If I were a SIPA student, I would likely be drawn to the Technology, Media, and Communications (TMaC) specialization courses due to my background in communications and social media. Particularly, I would be excited to sit in on INAF U6129 – Storytelling and the Art of Creating Social Impact Campaigns. I think we can overlook how powerful stories and storytelling are in our society, especially as our ways of communication become more efficient and more global. Something that we always hear from our SIPA students is: the hardest part of any program is usually choosing what courses you’ll take during your time with us, since there are so many interesting topics and classes available!

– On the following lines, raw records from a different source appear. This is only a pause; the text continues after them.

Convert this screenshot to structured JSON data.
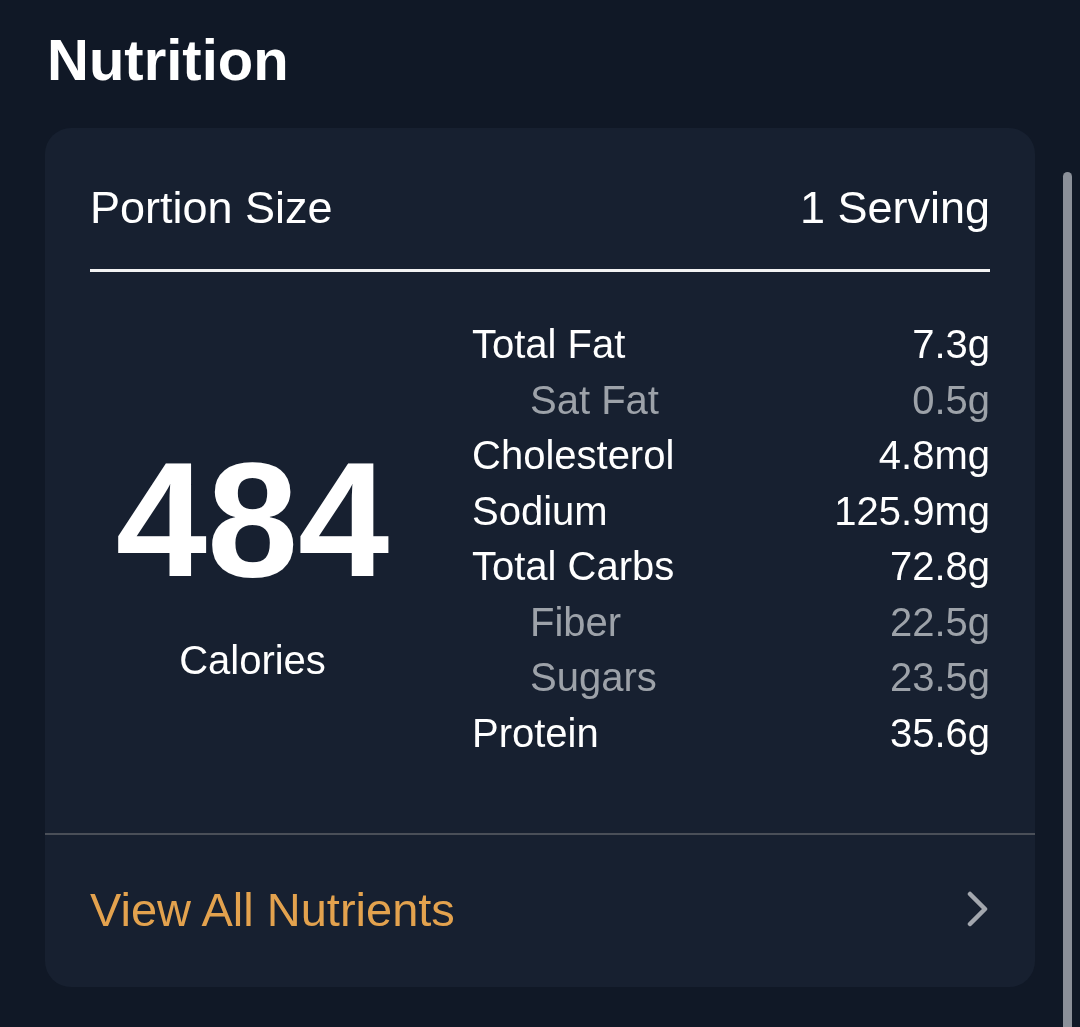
{
  "title": "Nutrition",
  "portion": {
    "label": "Portion Size",
    "value": "1 Serving"
  },
  "calories": {
    "value": "484",
    "label": "Calories"
  },
  "nutrients": [
    {
      "name": "Total Fat",
      "amount": "7.3g",
      "kind": "main"
    },
    {
      "name": "Sat Fat",
      "amount": "0.5g",
      "kind": "sub"
    },
    {
      "name": "Cholesterol",
      "amount": "4.8mg",
      "kind": "main"
    },
    {
      "name": "Sodium",
      "amount": "125.9mg",
      "kind": "main"
    },
    {
      "name": "Total Carbs",
      "amount": "72.8g",
      "kind": "main"
    },
    {
      "name": "Fiber",
      "amount": "22.5g",
      "kind": "sub"
    },
    {
      "name": "Sugars",
      "amount": "23.5g",
      "kind": "sub"
    },
    {
      "name": "Protein",
      "amount": "35.6g",
      "kind": "main"
    }
  ],
  "link": {
    "label": "View All Nutrients"
  }
}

Favorite spot to eat near SIPA?
My favorite lunch spot near SIPA has to be Milano Deli on Broadway between 112th and 113th street. The sandwiches there are out of this world delicious, and the menu is so big that you could probably eat there for an entire year without repeating your lunch. My advice to new Milano-goers would be to look at the menu before you walk in – otherwise you might be there for an hour trying to decide!

Best recommendation for SIPA applicants?
One of the largest challenges that all prospective students face is something called “imposter syndrome.” This is a real feeling of self-doubt that overcomes applicants as they begin to go through the process of researching schools, understanding application requirements and looking at student demographics. The one thing that I would recommend would be to take a deep breath and remember that you have zero chance of being accepted to SIPA, or to any school, if you don’t apply! So put pen to paper, do your research, make a plan and definitely give yourself a little boost of confidence, because SIPA students come in a wide variety!

Favorite random fact about SIPA?
My favorite random fact is actually about Columbia University, and more specifically about the statue that sits on our main campus in Morningside Heights. Lovingly called “Alma Mater”, she was sculpted by Daniel Chester French and unveiled on the steps of Low Library in 1903. There is something really small sculpted inside the folds of her robe, and there is much speculation about what this object represents, as well as so much lore surrounding what might happen if you’re the first to spot it. You’ll have to come visit campus to find out what’s hidden there!